I had to know more and set about buying more Prince records over the coming years, learning more about him and falling more and more in love with him. One of the first things I ever looked up online when I went to university (in a computer room, with a fellow student showing me what the internet was and how it worked) was Prince.

Diamonds and Pearls is not the best Prince album, it is not really even my favourite, but it is one of them and it is the one that I have the biggest personal connection with. It had such an impact on me that without it, such a massive part of my musical world would not exist. From the tiny acorn of sneaking a listen at the back of a Chemistry lesson, a massive oak tree of fandom and appreciation grew. It was Diamonds and Pearls that made me fall for Prince, and lead to him being (hands down, with only Bowie close) my absolute favourite artist of all time.

10 Records in 10 Days: Day Five

15 Feb

Welcome back to 10 Records in 10 Days. A Facebook chain-turned 10 day blog series. The concept is simple. ”Post an album a day covering your 10 all time favourite albums. What really made an impact and is still on your rotation list, even if only now and then? Post the cover, no need to explain, and nominate a person each day to do the same”.

We’ve been nominated but rather than post without explanation, we thought it would be more fun to provide a little context. That is just the first of the rules we plan to break in this series. We are also not nominating anyone else (if you want to join in, you are more than welcome to do so) and we are also not adhering to any of the other implied rules either.

For the purpose of this series, we’ll be posting in the first person.

Day five brings a much more recent record than the previous four days. It also brings a record that pretty much kickstarted my whole ‘write about music’ thing.


Delphic – Acolyte

Since its release in 2010, Delphic’s Acolyte has been a permanent fixture on each and every device I own. More than any other album it is the one I love listening on my headphones to the most and it is the one I love to walk to. From the opening bars of “Clarion Call’ and the gentle ebbing build of synth on synth that explodes at the 1.28 mark into a vast, euphoric blit of electronics and beats, I am roused into a sense of energy and powerfulness. It’s my aural Sword of Grayskull.

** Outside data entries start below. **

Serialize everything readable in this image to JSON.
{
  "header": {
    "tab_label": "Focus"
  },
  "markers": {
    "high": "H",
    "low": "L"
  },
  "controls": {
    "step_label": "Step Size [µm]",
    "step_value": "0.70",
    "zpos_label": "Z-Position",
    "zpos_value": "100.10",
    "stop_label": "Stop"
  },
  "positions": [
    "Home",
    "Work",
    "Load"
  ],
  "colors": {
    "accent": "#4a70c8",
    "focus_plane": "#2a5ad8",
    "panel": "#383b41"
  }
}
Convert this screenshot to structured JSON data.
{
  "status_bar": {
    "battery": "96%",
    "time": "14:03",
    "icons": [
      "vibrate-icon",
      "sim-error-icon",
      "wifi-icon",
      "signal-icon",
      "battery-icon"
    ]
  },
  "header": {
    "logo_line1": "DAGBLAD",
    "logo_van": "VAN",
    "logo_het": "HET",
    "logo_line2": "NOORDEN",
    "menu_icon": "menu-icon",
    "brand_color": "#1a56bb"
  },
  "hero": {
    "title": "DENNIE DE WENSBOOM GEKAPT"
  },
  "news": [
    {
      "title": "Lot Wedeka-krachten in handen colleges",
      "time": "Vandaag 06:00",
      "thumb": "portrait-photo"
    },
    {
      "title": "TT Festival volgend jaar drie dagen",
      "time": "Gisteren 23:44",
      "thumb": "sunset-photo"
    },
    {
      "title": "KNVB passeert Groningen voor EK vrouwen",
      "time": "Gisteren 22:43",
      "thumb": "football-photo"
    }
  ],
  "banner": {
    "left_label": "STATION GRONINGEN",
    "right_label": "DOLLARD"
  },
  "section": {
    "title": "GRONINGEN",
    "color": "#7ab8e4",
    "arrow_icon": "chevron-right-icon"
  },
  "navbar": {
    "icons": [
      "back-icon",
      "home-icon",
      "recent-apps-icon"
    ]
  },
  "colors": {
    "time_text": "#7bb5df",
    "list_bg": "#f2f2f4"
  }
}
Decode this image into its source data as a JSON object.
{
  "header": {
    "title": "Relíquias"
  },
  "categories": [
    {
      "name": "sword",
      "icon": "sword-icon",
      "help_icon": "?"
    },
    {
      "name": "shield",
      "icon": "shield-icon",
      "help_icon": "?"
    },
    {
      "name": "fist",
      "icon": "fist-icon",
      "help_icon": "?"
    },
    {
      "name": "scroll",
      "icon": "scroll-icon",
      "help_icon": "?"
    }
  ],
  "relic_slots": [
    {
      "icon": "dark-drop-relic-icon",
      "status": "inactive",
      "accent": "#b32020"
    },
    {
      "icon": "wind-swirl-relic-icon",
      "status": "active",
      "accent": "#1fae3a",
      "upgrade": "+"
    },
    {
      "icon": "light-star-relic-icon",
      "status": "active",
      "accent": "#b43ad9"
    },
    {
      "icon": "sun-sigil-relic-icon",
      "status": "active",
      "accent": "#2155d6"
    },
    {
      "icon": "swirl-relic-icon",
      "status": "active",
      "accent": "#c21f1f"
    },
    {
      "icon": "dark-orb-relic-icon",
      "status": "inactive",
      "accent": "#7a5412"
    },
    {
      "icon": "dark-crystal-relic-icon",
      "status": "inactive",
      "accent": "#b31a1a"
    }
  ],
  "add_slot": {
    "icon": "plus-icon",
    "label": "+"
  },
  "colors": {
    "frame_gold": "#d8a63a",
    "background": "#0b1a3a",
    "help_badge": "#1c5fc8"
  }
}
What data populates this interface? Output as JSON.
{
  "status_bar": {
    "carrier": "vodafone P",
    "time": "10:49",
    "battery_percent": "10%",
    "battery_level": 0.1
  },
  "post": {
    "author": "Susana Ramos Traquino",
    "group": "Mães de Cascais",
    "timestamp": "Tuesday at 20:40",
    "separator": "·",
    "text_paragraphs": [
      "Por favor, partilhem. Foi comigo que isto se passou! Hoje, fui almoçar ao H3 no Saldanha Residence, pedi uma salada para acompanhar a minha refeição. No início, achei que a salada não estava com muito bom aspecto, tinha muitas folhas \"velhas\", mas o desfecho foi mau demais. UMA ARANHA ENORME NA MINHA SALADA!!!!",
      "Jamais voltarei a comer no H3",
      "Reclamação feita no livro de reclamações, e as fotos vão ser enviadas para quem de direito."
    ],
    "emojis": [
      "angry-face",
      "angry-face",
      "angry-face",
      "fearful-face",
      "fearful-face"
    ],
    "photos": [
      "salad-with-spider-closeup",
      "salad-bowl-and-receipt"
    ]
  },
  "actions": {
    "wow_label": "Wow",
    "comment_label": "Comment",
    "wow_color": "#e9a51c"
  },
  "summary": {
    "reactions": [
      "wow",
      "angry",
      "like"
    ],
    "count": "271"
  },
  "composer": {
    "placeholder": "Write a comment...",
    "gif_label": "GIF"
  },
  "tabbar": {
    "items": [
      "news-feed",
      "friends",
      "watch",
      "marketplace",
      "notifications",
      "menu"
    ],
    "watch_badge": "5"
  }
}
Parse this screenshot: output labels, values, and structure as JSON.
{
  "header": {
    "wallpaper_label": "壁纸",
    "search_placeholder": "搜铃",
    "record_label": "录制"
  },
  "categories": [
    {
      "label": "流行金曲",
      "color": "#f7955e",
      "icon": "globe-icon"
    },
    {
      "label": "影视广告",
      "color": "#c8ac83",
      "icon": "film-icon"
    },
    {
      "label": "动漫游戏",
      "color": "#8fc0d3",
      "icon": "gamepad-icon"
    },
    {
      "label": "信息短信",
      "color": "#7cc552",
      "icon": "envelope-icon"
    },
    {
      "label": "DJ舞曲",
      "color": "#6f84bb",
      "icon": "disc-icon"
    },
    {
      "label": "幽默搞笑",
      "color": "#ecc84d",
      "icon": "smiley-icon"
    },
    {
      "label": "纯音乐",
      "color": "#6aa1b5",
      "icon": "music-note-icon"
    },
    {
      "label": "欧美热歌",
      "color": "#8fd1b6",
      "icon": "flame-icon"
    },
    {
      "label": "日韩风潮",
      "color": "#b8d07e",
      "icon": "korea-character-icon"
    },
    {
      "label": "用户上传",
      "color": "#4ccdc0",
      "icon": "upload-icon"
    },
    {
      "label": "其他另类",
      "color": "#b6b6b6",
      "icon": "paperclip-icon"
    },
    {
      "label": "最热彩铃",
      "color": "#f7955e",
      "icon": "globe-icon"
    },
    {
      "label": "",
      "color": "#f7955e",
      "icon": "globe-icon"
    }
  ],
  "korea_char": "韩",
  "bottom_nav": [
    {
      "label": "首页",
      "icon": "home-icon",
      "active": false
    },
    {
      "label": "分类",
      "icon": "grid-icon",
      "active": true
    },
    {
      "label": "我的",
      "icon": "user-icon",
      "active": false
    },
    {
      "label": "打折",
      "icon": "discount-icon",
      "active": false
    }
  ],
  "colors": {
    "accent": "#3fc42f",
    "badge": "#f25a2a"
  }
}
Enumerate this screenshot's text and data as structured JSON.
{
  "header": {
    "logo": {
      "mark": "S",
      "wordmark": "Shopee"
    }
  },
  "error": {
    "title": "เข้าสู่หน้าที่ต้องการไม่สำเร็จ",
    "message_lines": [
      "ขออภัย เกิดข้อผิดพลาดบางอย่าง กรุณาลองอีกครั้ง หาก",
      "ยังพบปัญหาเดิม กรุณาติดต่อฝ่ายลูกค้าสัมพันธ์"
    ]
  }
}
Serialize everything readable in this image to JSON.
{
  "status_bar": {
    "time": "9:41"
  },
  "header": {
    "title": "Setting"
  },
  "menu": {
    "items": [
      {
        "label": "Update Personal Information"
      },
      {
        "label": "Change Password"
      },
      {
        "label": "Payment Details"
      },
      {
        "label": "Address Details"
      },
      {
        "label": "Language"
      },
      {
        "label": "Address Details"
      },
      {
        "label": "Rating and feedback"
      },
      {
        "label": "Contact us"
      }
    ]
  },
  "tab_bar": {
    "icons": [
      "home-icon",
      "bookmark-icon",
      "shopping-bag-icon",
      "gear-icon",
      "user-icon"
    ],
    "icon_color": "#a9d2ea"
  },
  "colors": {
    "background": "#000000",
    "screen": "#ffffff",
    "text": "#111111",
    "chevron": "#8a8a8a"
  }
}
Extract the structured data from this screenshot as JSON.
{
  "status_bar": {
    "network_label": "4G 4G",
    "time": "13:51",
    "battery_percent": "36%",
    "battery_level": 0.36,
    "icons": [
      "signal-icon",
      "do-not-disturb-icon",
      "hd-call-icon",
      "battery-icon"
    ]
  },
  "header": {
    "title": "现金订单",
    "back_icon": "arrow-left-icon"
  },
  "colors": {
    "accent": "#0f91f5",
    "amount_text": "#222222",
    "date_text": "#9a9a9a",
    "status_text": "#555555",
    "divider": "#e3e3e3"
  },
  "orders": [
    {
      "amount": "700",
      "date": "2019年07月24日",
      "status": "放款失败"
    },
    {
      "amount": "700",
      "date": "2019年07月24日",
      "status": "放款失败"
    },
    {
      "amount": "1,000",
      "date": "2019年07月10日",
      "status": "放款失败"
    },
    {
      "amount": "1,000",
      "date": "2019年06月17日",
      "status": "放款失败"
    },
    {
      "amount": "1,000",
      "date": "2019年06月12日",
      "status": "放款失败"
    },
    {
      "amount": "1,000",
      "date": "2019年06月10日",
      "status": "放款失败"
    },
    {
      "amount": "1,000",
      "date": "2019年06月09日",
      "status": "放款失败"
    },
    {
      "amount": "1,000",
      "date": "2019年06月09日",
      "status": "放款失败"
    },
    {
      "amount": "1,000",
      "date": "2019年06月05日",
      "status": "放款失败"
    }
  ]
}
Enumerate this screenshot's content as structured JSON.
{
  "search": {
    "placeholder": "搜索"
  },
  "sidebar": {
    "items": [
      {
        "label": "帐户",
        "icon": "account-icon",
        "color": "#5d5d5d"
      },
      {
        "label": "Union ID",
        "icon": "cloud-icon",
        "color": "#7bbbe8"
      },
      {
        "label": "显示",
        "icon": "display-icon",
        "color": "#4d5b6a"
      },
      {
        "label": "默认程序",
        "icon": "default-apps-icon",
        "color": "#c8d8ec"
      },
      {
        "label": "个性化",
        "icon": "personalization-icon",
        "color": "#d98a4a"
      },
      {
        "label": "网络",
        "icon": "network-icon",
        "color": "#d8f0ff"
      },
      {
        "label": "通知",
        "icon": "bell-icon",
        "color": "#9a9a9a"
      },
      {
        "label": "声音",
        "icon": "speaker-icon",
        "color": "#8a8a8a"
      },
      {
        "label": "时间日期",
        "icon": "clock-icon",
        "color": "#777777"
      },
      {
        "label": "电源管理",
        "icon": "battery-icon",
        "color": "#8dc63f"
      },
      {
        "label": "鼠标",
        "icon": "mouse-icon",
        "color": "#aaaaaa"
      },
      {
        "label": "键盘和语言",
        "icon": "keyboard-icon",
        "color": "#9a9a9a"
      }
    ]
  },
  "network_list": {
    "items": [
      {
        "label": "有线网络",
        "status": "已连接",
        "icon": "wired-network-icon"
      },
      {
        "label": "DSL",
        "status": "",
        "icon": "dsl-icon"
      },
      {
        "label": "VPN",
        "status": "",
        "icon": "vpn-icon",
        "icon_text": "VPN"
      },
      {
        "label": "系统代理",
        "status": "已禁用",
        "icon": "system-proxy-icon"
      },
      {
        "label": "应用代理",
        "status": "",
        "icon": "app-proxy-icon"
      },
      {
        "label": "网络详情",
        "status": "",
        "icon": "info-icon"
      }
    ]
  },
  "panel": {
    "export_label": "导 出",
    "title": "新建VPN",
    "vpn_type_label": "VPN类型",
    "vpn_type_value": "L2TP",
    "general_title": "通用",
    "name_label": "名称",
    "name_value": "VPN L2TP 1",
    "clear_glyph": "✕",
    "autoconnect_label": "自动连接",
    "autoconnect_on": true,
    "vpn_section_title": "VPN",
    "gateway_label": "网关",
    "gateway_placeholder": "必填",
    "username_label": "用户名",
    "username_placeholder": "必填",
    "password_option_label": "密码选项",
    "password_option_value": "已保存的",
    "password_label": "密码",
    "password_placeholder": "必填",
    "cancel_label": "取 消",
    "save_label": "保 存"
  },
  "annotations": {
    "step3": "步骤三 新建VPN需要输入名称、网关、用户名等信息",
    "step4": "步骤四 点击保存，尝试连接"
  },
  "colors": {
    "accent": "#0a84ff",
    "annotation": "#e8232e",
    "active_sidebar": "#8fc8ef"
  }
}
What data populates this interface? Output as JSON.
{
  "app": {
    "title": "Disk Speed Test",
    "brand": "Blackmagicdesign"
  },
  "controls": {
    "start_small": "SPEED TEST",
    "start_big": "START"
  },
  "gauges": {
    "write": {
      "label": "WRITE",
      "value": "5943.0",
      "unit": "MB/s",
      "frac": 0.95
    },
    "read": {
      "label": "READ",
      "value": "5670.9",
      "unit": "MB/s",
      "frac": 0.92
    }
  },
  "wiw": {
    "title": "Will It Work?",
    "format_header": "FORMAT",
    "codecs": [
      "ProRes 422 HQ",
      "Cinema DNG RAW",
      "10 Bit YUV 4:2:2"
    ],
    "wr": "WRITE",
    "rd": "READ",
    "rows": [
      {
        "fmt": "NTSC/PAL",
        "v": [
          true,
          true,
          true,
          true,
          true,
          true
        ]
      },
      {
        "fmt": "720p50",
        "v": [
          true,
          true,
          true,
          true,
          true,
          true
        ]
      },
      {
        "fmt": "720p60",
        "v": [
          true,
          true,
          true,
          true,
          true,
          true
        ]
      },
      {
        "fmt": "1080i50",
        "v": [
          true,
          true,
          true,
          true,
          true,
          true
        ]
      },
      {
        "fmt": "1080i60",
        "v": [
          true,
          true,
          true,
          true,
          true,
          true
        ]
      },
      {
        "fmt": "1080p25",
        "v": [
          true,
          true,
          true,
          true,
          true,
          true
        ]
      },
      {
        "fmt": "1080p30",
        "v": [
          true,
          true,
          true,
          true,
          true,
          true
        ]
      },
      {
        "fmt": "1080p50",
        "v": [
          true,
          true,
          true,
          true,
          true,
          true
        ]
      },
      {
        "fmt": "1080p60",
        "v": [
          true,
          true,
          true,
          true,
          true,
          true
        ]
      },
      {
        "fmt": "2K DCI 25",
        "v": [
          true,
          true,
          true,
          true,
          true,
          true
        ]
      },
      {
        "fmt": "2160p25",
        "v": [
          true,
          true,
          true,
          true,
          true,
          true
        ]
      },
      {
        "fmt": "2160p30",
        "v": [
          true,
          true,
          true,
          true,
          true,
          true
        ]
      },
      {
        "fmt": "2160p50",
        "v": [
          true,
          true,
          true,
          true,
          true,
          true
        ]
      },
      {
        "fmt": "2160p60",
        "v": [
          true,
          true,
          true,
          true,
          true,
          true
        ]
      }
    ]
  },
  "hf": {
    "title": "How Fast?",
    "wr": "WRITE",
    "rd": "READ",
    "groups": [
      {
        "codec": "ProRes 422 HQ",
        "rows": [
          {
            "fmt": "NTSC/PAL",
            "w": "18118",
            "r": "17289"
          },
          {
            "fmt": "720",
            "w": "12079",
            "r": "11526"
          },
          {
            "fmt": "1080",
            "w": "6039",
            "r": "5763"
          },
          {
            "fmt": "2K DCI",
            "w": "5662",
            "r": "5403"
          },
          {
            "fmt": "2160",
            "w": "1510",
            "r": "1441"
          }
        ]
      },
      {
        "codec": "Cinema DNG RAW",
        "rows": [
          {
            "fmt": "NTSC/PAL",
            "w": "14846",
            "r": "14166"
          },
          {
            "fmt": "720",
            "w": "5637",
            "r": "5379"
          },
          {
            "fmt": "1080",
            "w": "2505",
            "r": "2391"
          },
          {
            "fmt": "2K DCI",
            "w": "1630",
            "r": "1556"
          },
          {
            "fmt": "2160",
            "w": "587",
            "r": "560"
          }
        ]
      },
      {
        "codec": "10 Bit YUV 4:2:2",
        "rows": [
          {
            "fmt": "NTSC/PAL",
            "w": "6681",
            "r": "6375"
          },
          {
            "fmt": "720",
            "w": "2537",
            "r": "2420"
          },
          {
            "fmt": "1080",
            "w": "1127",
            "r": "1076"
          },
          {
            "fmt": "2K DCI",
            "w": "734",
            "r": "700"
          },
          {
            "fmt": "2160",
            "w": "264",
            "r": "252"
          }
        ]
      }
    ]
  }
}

This is an album that feels ultra modern yet deliciously retro at the same time. Melodic, full of pinpoint accurate electronic attacks on your senses blended with smooth synth-harmonies, Acolyte reaches back into the 80’s and channels the high points of both New Order and the Pet Shop Boys with some of U2’s anthemic pop thrown in for good measure.

No matter how many times I listen, it still reaches in and penetrates soul and positively affects my mood. It’s got to the point now where each of the 10 tracks feels like a familiar friend. I remember previous listens, previous walks through darkness, or snow, or bright sunshine, weaving through the streets of the city, each song a soundtrack to my journey.

The guitars give the sound a frenetic indie-pop feel as they supercharge the synths that flash and fire with laser like precision. It’s a fabulous collection of individual tracks, but more than that it is a superbly crafted album that works as a single holistic entity. Like the best night out you’ve ever had, it keeps building and building to the blissful euphoria of “Counterpoint”, before settling into the chilled out come down of “Ephemera” and “Remain”.

Listening now, again, the feelings are the same as they were when I first heard Acolyte eight years ago. I can’t listen without smiling, without tapping my feet or nodding my head or without bopping along in some form or another.

It’s strange, all the new records I discover now, for all the records I listened to as a kid, for and the impact each one has had, for the memories and the awakenings that they brought, perhaps more than any other, Acolyte feels like it is my album.